The Style And Substance Of Lillie Mae: 'Other Girls' And An Opry Debut
Being a fan and follower of Nashville's Lillie Mae has long been a three-way race of fascination between her style, her sound and her story. Each is a facet of a complex, beguiling artist.
For music-loving denizens of Lower Broadway before the Pedal Tavern Era, the Rische family band playing bluegrass, country and wild instrumentals at Layla's was a staple. Lillie Mae, the youngest of four siblings, fiddled and sang. They were wildy good, obviously dedicated and exotic birds in the Nashville jungle, with their thrift store kitsch and ever-changing hair. When they got signed to Arista Records as Jypsi in 2007, the label image consultants wanted them to tone it down.
That country record deal is but a footnote now in the narrative of Lillie Mae. Today she has a perch and platform more worthy of her vision at Jack White's Third Man Records, where this week she releases her second LP, Other Girls. And once again, she surprises at every turn. Songs have dramatic interludes and language that can be lofty or prickly. Vocals glow with keening close harmonies (all sung as overdubs by Lillie Mae herself). Melodies sweep and swerve with affect that country radio couldn't grasp if it tried. And yet she doesn't come off as a calculating composer, rather a fresh spirit who doesn't know how exquisitely unusual she is.

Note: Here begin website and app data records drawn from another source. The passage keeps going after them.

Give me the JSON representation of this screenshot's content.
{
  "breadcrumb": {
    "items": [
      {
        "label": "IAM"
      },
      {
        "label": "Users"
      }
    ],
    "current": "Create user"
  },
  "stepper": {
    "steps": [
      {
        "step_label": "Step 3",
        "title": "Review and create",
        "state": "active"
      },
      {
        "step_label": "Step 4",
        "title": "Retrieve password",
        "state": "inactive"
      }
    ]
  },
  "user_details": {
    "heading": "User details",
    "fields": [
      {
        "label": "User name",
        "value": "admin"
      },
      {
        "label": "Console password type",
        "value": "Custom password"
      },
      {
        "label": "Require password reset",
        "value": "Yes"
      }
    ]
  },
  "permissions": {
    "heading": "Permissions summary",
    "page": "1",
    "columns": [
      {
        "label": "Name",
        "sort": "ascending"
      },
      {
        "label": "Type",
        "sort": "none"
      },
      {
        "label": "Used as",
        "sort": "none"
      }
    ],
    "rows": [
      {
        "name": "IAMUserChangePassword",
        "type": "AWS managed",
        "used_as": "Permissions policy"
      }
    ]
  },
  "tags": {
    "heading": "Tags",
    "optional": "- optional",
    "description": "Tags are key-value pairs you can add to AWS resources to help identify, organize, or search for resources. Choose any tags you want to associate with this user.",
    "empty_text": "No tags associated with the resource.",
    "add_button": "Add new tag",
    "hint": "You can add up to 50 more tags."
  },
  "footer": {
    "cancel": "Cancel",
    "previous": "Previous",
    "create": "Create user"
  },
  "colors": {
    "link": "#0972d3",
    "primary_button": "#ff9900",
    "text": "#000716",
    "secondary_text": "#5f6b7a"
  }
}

The album was produced by the ubiquitous Grammy Award winner Dave Cobb at his lair, historic RCA Studio A. But at a listening event there before the release, he made it clear that Lillie Mae was the source of the sound. "There's nothing normal about this record in the best possible way," he said. "Hearing the demos, I knew she was already heading somewhere totally different than anything I've ever heard, and to get to jump along and ride that ride was a blast."
When we met at Third Man for the conversation presented above (and excerpted in Episode 99 of The String), Lillie Mae was leaning toward the more refined side of her stylistic spectrum, with bone white hair swept over in a pixie 'do, a white lace top and red plastic lightning bolt earrings. It suggested a soft re-mix of David Bowie's Aladdin Sane album cover. As a kid virtually abandoned by her father to fend with her siblings when she was barely a teenager, a musician who's honky tonked for a living for years, a rock and roller who's toured with Jack White's bands, one might expect a hard-bitten or aloof persona. That's far from the reality. Lillie Mae is charming and self-effacing about what she's pulled off.
On being connected with Dave Cobb:
"Working with Dave came about through my manager, which I didn't even know about. I live in my bubble. Then I start hearing about Dave Cobb's name. Jack White brought it up to me. I talked to Dave on the phone for a minute. He was a real nice guy. Easy conversation. For me I didn't have a list of people I wanted to work with or goals. I was like, 'I'm writing songs. I've got songs.' But I don't know who a hot producer is. And most of Dave's music I hadn't heard. Eventually I looked it up right before we were going to record! I'm kind of out of the loop."
On the spaciousness and history of RCA Studio A:
"I love high ceilings. I've never lived in a home with high ceilings, but I've dreamt about it! You can breathe and grow. Wonderful, there's no roof on the place. Singing there was easy. It was easy to hit high notes because mentally there was no ceiling. It can soar up, so I felt that for sure."
On the dramatic conclusion of the album, a six-minute track called "Love Dilly Love":
"I let a lot of stuff go this album. That song (says) 'No love, dilly love.' I was at this place in my life where it was like no love, for a long time! So the very end of it, when the instrumental changes to the positive, I feel like it's just release. There it goes. It's like healing itself. It got captured."
Lillie Mae makes her Grand Ole Opry debut on Saturday Aug. 17 and then spends most of September opening for and playing fiddle with Robert Plant.